For the pioneers of the Windrush generation, Britain was ‘the Mother Country’. They made the long journey across the sea, expecting to find a place where they would be welcomed with open arms; a land in which they were free to build a new life, eight thousand miles away from home. Award-winning writer and editor Charlie Brinkhurst-Cuff explores the reality of their experiences, and those of their children and grandchildren.
Beyond Apologies: Past Guilt and Urban Futures, 16 October 2019
Looking at the experience of how other cities have dealt with the slave trade, the confederacy, the Holocaust, and the French colonial past, among other issues, this panel brings together writers, artists, academics and activists to debate how guilty cities should feel about their past and – critically – what cities do about this to create better futures for all.
Exploring Bristol’s Past to Understand the City Today, 18 November 2020
Our panel debates public history, who is remembered and why, and how and whether cities can learn from their pasts and make change happen. Two of the members of Bristol’s History Commission, Tim Cole (Brigstow Institute and chair of the commission) and Shawn Sobers (Associate Professor, University of the West of England), join writer and journalist Jane Duffus (author of two volumes of The Women Who Built Bristol) and Sunder Katwala, the director of British Future, who has been involved in a range of memorial projects. Chaired by Jessica Moody (lecturer in Public History, University of Bristol).
Small Island Read 2007

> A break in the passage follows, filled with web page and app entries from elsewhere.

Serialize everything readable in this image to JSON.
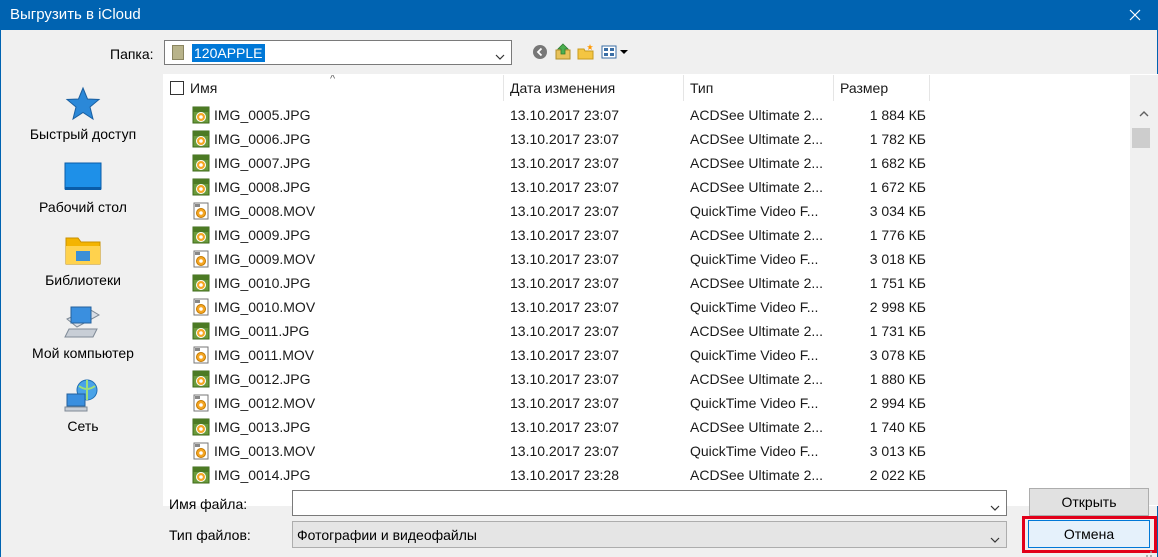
{
  "window": {
    "title": "Выгрузить в iCloud"
  },
  "folder": {
    "label": "Папка:",
    "value": "120APPLE"
  },
  "toolbar_icons": [
    "back-icon",
    "up-folder-icon",
    "new-folder-icon",
    "view-menu-icon"
  ],
  "places": [
    {
      "label": "Быстрый доступ",
      "icon": "star-icon"
    },
    {
      "label": "Рабочий стол",
      "icon": "desktop-icon"
    },
    {
      "label": "Библиотеки",
      "icon": "libraries-icon"
    },
    {
      "label": "Мой компьютер",
      "icon": "computer-icon"
    },
    {
      "label": "Сеть",
      "icon": "network-icon"
    }
  ],
  "columns": {
    "name": "Имя",
    "date": "Дата изменения",
    "type": "Тип",
    "size": "Размер"
  },
  "files": [
    {
      "name": "IMG_0005.JPG",
      "date": "13.10.2017 23:07",
      "type": "ACDSee Ultimate 2...",
      "size": "1 884 КБ",
      "kind": "jpg"
    },
    {
      "name": "IMG_0006.JPG",
      "date": "13.10.2017 23:07",
      "type": "ACDSee Ultimate 2...",
      "size": "1 782 КБ",
      "kind": "jpg"
    },
    {
      "name": "IMG_0007.JPG",
      "date": "13.10.2017 23:07",
      "type": "ACDSee Ultimate 2...",
      "size": "1 682 КБ",
      "kind": "jpg"
    },
    {
      "name": "IMG_0008.JPG",
      "date": "13.10.2017 23:07",
      "type": "ACDSee Ultimate 2...",
      "size": "1 672 КБ",
      "kind": "jpg"
    },
    {
      "name": "IMG_0008.MOV",
      "date": "13.10.2017 23:07",
      "type": "QuickTime Video F...",
      "size": "3 034 КБ",
      "kind": "mov"
    },
    {
      "name": "IMG_0009.JPG",
      "date": "13.10.2017 23:07",
      "type": "ACDSee Ultimate 2...",
      "size": "1 776 КБ",
      "kind": "jpg"
    },
    {
      "name": "IMG_0009.MOV",
      "date": "13.10.2017 23:07",
      "type": "QuickTime Video F...",
      "size": "3 018 КБ",
      "kind": "mov"
    },
    {
      "name": "IMG_0010.JPG",
      "date": "13.10.2017 23:07",
      "type": "ACDSee Ultimate 2...",
      "size": "1 751 КБ",
      "kind": "jpg"
    },
    {
      "name": "IMG_0010.MOV",
      "date": "13.10.2017 23:07",
      "type": "QuickTime Video F...",
      "size": "2 998 КБ",
      "kind": "mov"
    },
    {
      "name": "IMG_0011.JPG",
      "date": "13.10.2017 23:07",
      "type": "ACDSee Ultimate 2...",
      "size": "1 731 КБ",
      "kind": "jpg"
    },
    {
      "name": "IMG_0011.MOV",
      "date": "13.10.2017 23:07",
      "type": "QuickTime Video F...",
      "size": "3 078 КБ",
      "kind": "mov"
    },
    {
      "name": "IMG_0012.JPG",
      "date": "13.10.2017 23:07",
      "type": "ACDSee Ultimate 2...",
      "size": "1 880 КБ",
      "kind": "jpg"
    },
    {
      "name": "IMG_0012.MOV",
      "date": "13.10.2017 23:07",
      "type": "QuickTime Video F...",
      "size": "2 994 КБ",
      "kind": "mov"
    },
    {
      "name": "IMG_0013.JPG",
      "date": "13.10.2017 23:07",
      "type": "ACDSee Ultimate 2...",
      "size": "1 740 КБ",
      "kind": "jpg"
    },
    {
      "name": "IMG_0013.MOV",
      "date": "13.10.2017 23:07",
      "type": "QuickTime Video F...",
      "size": "3 013 КБ",
      "kind": "mov"
    },
    {
      "name": "IMG_0014.JPG",
      "date": "13.10.2017 23:28",
      "type": "ACDSee Ultimate 2...",
      "size": "2 022 КБ",
      "kind": "jpg"
    }
  ],
  "file_name": {
    "label": "Имя файла:",
    "value": ""
  },
  "file_type": {
    "label": "Тип файлов:",
    "value": "Фотографии и видеофайлы"
  },
  "buttons": {
    "open": "Открыть",
    "cancel": "Отмена"
  },
  "colors": {
    "titlebar": "#0063b1",
    "highlight": "#e2001a",
    "selection": "#0078d7"
  }
}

In its fifth year, the annual Great Reading Adventure led by Bristol Ideas brought together Bristol and South West England, Liverpool and the North West, Hull and Glasgow for a mass-read of Andrea Levy’s Small Island. This widely acclaimed and award-winning novel describes the arrival in post-war Britain of Black Jamaican immigrants, the descendants of enslaved Africans. The project was linked to the 2007 commemorations of the 200th anniversary of the passing of the Slave Trade Abolition Bill. Levy’s novel addresses the themes of identity, racial awareness, forgiveness, ignorance and survival with humour, high drama, anger and pathos, making it an unforgettable read and a fitting topic for discussion in 2007. All the main cities that worked on the project had historic links to the slave trade as well as to its abolition.
50,000 free copies of a special edition of the book were distributed along with 80,000 copies of an illustrated readers’ guide giving background information about Levy, slavery and migration.